***** EXTRACTED INFORMATION
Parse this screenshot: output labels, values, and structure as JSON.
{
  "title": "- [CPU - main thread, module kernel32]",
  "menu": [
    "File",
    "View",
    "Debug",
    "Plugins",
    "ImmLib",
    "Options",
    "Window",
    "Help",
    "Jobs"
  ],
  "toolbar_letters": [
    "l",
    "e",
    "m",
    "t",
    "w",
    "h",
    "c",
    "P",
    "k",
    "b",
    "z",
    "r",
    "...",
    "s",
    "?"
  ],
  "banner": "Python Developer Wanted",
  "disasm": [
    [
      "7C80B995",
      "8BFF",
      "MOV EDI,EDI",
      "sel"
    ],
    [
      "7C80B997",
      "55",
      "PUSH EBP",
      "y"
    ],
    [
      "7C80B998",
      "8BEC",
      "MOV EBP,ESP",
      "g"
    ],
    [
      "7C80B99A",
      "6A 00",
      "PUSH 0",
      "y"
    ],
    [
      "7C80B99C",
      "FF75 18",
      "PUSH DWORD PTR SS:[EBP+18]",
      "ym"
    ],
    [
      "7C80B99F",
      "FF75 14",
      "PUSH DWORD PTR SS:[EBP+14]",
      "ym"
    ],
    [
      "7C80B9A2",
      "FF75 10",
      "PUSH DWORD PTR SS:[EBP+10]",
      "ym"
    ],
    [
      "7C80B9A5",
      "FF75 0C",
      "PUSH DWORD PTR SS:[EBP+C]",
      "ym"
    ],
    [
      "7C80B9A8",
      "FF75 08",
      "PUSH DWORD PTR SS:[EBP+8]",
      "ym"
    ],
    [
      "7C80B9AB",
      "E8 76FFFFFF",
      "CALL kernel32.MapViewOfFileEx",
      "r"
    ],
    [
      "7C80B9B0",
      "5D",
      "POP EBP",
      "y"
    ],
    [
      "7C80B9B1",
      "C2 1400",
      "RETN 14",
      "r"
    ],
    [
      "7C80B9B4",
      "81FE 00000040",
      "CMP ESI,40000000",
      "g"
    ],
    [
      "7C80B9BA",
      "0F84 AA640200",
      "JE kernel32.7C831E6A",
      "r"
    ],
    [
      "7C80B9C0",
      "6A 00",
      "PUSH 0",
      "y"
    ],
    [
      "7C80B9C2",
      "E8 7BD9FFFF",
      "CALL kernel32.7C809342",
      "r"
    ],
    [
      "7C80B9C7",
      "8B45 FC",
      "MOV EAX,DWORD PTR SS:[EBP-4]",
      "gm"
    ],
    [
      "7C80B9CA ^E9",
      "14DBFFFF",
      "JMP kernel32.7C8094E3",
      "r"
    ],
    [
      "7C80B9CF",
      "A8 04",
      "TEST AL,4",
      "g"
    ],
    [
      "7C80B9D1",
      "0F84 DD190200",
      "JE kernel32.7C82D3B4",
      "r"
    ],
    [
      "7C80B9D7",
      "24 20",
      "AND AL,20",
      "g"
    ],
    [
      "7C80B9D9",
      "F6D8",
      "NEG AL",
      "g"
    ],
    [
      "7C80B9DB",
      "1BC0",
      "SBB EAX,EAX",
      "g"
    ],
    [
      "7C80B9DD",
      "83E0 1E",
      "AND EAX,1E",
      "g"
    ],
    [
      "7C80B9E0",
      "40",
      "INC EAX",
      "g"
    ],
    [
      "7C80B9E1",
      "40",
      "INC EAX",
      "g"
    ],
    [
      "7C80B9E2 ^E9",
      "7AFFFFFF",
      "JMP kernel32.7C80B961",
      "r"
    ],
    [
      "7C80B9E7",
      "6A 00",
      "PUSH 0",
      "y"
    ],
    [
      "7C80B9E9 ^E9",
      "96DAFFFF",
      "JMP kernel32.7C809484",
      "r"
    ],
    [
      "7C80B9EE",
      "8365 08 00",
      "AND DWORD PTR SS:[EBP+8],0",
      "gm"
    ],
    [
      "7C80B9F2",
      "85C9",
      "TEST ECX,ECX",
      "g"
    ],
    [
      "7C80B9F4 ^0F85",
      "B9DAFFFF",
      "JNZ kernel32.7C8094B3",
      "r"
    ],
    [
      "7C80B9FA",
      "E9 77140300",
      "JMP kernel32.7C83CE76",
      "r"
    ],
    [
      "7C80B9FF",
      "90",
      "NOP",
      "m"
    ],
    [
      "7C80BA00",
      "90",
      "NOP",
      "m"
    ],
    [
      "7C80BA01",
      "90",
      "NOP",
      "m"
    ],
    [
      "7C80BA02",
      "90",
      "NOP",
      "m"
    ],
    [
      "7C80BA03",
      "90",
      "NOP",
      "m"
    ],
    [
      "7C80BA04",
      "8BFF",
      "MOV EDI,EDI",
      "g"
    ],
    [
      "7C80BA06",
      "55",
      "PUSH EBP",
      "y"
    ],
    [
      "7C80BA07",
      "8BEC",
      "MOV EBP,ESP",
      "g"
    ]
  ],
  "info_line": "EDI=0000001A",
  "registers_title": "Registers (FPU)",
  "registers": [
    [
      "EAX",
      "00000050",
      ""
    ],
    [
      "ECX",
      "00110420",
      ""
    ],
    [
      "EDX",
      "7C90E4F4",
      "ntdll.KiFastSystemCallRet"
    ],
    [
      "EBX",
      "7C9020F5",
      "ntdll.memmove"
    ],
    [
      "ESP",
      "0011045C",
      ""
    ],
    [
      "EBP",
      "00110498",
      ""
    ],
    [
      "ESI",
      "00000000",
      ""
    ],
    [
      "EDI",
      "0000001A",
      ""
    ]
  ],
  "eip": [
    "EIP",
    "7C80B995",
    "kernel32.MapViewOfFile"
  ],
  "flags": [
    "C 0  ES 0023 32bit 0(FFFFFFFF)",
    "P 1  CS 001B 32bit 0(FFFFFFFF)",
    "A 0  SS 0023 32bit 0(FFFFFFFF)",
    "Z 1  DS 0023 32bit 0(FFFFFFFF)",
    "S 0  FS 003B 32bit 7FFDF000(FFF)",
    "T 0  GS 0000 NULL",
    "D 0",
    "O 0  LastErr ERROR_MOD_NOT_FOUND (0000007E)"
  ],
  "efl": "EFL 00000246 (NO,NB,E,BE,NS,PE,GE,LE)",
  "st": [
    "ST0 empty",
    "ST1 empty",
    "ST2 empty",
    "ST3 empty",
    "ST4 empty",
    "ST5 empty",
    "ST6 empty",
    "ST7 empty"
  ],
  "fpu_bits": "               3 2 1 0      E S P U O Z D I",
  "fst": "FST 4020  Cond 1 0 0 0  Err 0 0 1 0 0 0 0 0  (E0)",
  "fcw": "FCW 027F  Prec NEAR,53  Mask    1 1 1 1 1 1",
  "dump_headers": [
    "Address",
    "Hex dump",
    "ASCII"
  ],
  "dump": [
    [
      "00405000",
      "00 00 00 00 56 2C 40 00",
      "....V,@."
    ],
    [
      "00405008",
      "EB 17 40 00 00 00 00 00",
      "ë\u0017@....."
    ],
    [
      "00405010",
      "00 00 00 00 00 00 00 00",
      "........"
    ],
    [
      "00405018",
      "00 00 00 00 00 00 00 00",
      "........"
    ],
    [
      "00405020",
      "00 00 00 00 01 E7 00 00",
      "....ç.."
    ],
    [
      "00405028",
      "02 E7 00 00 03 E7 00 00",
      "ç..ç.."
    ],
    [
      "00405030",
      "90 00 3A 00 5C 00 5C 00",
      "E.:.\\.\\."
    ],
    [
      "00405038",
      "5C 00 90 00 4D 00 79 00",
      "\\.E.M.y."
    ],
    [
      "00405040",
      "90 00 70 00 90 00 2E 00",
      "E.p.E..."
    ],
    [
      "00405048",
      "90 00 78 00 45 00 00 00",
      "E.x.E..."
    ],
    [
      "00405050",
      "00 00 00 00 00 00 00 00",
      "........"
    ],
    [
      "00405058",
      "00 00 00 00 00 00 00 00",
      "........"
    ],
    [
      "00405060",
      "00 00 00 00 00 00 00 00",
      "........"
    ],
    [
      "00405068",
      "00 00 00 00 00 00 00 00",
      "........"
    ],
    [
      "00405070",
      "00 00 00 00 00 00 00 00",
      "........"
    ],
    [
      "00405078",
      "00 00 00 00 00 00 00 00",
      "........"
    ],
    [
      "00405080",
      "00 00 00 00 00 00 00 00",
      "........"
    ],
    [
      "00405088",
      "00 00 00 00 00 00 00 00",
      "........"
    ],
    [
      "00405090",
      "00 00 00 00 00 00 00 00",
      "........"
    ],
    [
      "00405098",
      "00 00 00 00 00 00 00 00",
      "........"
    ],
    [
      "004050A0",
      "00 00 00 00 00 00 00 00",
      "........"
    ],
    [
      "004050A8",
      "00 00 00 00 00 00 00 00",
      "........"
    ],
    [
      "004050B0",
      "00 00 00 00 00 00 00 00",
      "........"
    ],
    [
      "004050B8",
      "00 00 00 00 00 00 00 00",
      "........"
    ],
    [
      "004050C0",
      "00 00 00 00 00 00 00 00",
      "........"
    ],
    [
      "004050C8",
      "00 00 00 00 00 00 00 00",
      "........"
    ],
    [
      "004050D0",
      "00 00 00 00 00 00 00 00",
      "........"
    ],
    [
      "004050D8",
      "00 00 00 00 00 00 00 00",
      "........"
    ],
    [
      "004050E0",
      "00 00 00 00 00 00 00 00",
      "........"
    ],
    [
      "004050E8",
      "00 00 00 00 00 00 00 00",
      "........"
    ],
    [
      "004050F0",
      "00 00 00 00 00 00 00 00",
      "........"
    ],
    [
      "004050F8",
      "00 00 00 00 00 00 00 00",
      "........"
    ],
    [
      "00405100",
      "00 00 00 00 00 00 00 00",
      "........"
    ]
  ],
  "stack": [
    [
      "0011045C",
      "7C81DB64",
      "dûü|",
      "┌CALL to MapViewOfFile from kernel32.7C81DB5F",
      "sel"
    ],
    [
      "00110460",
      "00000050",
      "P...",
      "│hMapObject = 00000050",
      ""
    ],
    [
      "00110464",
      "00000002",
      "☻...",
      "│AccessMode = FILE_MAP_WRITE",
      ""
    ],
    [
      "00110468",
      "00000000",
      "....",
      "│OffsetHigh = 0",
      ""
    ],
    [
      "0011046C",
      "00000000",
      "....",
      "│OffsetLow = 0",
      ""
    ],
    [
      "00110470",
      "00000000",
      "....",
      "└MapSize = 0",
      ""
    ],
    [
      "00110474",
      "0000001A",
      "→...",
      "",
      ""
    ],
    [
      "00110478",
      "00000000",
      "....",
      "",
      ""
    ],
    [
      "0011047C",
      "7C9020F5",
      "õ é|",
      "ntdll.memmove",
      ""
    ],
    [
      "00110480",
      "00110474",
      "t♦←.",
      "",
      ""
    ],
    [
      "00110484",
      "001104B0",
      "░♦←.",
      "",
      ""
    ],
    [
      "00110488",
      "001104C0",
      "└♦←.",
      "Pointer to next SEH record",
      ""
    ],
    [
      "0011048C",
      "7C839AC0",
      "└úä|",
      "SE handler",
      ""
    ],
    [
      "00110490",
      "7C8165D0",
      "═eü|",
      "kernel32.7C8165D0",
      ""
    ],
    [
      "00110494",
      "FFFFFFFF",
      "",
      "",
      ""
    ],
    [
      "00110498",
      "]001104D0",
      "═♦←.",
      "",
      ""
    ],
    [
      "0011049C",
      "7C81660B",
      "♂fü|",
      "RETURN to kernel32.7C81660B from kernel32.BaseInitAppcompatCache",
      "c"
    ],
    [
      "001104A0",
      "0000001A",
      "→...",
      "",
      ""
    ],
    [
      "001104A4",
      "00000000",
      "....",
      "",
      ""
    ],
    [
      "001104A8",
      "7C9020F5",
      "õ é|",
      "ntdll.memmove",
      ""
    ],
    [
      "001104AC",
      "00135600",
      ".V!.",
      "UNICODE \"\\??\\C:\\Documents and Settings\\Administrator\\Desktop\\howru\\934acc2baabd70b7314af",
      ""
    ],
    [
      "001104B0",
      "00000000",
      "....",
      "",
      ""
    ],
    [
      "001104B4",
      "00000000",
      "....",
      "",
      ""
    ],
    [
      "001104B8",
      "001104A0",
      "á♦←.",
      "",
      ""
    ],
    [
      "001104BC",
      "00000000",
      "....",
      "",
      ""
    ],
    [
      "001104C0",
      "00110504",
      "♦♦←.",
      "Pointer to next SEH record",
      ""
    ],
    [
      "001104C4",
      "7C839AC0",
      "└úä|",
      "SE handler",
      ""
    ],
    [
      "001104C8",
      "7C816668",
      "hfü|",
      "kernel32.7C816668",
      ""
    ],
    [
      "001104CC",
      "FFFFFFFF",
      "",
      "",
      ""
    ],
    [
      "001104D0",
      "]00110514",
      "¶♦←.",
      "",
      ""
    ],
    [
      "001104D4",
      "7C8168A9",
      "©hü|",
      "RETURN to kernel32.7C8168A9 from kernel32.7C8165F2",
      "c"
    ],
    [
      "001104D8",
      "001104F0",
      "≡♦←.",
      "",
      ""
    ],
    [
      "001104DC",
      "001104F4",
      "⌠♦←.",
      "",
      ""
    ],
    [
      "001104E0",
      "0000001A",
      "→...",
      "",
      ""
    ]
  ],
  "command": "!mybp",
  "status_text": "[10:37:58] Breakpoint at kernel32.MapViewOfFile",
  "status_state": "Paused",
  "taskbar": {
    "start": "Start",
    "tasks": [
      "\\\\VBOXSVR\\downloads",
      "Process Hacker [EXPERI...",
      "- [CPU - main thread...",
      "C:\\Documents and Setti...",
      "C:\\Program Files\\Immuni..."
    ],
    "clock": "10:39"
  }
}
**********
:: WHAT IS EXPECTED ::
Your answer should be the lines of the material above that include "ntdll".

:: RESPONSE AREA ::
      "ntdll.KiFastSystemCallRet"
      "ntdll.memmove"
      "ntdll.memmove",
      "ntdll.memmove",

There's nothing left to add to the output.